▶ What needs to be done
Among the entries below, find each line with "Name" and show it.

(Data for this exercise begins)

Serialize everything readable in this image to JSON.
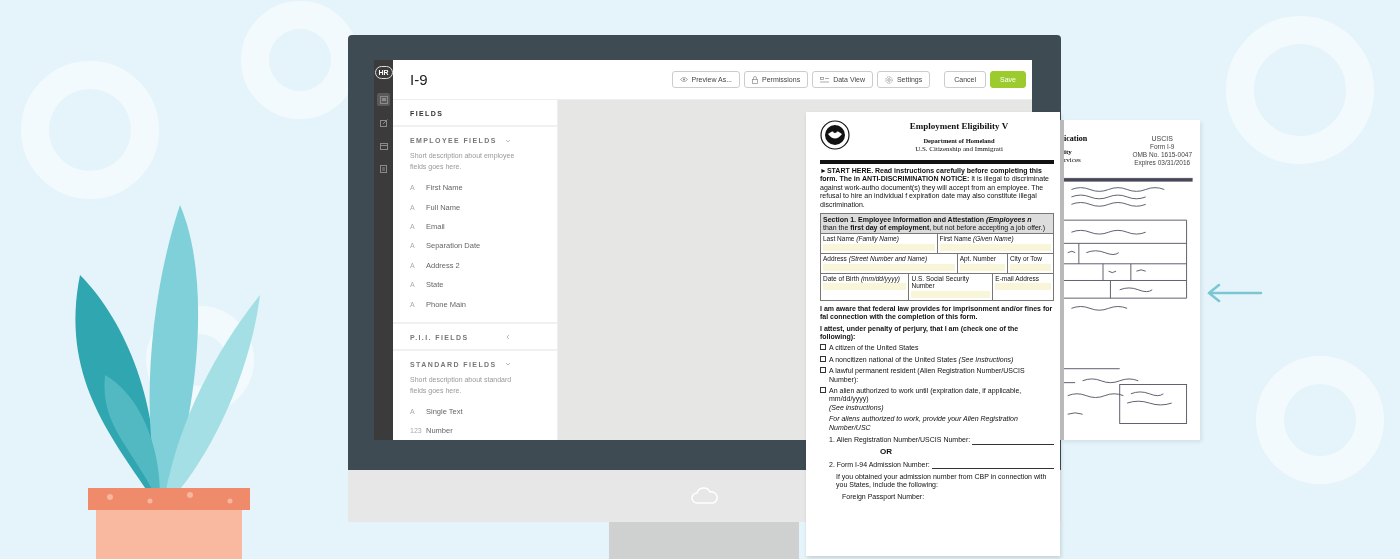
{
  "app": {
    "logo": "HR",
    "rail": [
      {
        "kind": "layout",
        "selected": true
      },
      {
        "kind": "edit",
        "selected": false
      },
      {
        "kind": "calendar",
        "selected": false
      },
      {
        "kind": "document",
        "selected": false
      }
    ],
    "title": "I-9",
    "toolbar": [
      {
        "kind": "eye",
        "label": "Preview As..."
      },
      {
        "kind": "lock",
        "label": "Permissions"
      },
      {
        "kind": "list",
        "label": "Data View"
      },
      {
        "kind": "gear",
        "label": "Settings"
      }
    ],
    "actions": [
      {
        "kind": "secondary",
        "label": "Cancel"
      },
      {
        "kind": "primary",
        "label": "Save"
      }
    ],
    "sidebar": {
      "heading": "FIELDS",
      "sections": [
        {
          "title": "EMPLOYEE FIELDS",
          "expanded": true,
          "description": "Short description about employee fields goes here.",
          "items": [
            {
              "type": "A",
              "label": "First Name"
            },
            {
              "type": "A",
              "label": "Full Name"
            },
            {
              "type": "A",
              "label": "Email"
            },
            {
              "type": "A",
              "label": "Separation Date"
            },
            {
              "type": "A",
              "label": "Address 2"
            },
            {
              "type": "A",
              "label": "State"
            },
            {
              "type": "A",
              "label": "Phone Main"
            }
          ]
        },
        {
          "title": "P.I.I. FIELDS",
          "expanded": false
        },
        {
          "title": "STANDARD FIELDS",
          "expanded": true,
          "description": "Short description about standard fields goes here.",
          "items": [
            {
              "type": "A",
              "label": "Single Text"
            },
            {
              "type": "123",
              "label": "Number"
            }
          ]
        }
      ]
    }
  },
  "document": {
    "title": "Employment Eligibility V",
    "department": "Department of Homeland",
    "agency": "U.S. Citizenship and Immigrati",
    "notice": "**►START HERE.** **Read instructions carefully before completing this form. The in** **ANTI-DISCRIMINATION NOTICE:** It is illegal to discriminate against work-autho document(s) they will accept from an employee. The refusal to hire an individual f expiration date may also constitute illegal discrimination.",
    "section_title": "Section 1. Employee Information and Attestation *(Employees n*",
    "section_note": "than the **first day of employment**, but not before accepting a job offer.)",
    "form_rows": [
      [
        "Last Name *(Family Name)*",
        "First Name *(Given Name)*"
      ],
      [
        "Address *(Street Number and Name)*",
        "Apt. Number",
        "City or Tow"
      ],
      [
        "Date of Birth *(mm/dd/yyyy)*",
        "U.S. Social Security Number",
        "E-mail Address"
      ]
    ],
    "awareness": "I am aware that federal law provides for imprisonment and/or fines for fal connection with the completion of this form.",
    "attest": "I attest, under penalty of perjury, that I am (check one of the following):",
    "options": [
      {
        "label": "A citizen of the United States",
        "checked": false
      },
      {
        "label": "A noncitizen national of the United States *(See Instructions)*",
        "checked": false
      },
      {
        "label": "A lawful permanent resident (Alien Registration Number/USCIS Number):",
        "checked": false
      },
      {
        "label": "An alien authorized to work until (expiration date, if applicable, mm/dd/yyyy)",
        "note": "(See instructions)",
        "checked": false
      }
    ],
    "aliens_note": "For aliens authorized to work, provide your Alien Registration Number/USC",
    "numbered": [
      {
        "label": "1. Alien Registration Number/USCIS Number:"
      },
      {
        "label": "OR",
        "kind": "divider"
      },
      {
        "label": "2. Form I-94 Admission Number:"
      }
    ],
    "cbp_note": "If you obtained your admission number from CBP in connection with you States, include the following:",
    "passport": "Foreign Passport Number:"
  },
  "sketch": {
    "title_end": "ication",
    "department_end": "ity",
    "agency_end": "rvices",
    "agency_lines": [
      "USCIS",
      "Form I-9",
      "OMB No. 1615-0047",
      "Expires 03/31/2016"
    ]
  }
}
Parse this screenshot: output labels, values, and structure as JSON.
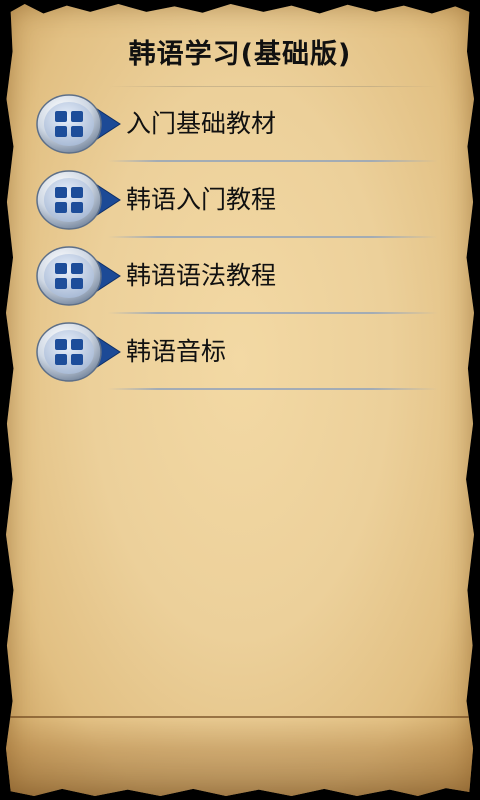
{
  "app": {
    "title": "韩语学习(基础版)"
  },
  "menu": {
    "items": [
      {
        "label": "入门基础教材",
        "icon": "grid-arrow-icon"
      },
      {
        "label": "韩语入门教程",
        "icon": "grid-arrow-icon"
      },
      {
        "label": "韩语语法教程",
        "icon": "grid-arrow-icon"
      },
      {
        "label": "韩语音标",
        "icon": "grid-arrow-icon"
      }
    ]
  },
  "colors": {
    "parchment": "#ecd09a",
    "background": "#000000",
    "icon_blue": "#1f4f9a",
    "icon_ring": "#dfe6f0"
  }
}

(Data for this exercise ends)

▶ Solution to this problem
              "label": "First Name"
              "label": "Full Name"
        "Last Name *(Family Name)*",
        "First Name *(Given Name)*"
        "Address *(Street Number and Name)*",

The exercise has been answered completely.